**Instructions for the task:**
The answer must give back every line of the data exactly, with no pictures.

[Dataset rows for apps and sites]
+++
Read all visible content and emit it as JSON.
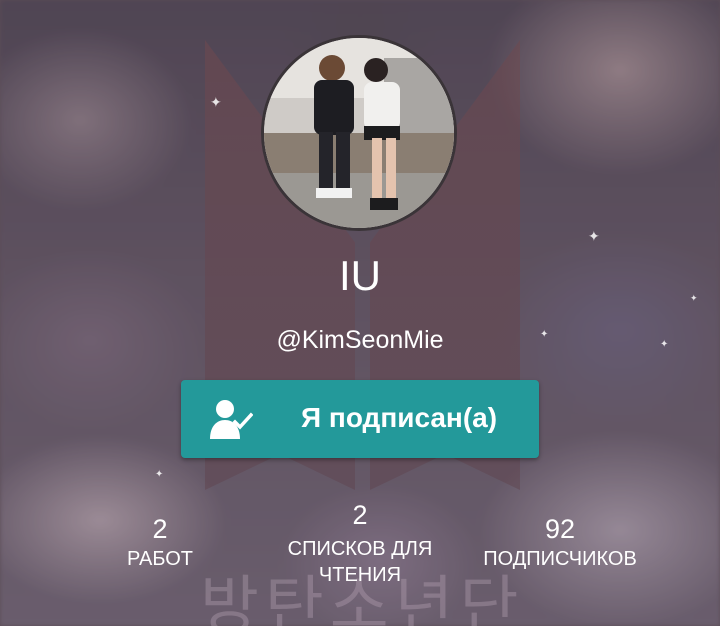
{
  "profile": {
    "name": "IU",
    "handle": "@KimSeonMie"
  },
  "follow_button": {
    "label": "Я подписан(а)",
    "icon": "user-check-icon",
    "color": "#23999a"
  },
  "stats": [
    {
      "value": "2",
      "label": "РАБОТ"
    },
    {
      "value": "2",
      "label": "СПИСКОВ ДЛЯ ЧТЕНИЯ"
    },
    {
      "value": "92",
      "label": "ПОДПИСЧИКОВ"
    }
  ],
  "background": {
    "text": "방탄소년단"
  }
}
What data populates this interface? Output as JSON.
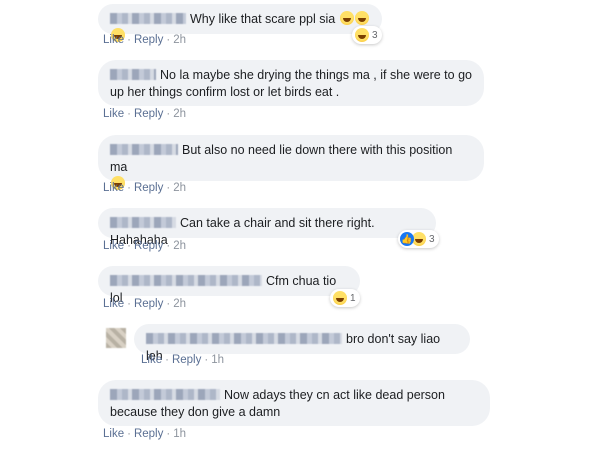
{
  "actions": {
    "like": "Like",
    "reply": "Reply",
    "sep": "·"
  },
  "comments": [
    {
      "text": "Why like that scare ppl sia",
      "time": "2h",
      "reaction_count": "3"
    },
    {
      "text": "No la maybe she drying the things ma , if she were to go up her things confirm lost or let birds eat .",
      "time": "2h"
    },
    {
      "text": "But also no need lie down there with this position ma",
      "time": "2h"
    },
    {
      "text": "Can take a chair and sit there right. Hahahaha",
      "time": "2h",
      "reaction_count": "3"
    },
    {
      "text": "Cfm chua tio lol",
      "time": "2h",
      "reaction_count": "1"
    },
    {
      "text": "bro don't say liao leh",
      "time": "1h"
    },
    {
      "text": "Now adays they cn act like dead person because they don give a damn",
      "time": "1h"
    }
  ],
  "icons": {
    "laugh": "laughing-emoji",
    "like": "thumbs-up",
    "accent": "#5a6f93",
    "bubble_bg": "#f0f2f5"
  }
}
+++
**Reply to the task:**
Read all visible content and emit it as JSON.
{
  "profile": {
    "name": "IU",
    "handle": "@KimSeonMie"
  },
  "follow_button": {
    "label": "Я подписан(а)",
    "icon": "user-check-icon",
    "color": "#23999a"
  },
  "stats": [
    {
      "value": "2",
      "label": "РАБОТ"
    },
    {
      "value": "2",
      "label": "СПИСКОВ ДЛЯ ЧТЕНИЯ"
    },
    {
      "value": "92",
      "label": "ПОДПИСЧИКОВ"
    }
  ],
  "background": {
    "text": "방탄소년단"
  }
}
What data populates this interface? Output as JSON.
{
  "actions": {
    "like": "Like",
    "reply": "Reply",
    "sep": "·"
  },
  "comments": [
    {
      "text": "Why like that scare ppl sia",
      "time": "2h",
      "reaction_count": "3"
    },
    {
      "text": "No la maybe she drying the things ma , if she were to go up her things confirm lost or let birds eat .",
      "time": "2h"
    },
    {
      "text": "But also no need lie down there with this position ma",
      "time": "2h"
    },
    {
      "text": "Can take a chair and sit there right. Hahahaha",
      "time": "2h",
      "reaction_count": "3"
    },
    {
      "text": "Cfm chua tio lol",
      "time": "2h",
      "reaction_count": "1"
    },
    {
      "text": "bro don't say liao leh",
      "time": "1h"
    },
    {
      "text": "Now adays they cn act like dead person because they don give a damn",
      "time": "1h"
    }
  ],
  "icons": {
    "laugh": "laughing-emoji",
    "like": "thumbs-up",
    "accent": "#5a6f93",
    "bubble_bg": "#f0f2f5"
  }
}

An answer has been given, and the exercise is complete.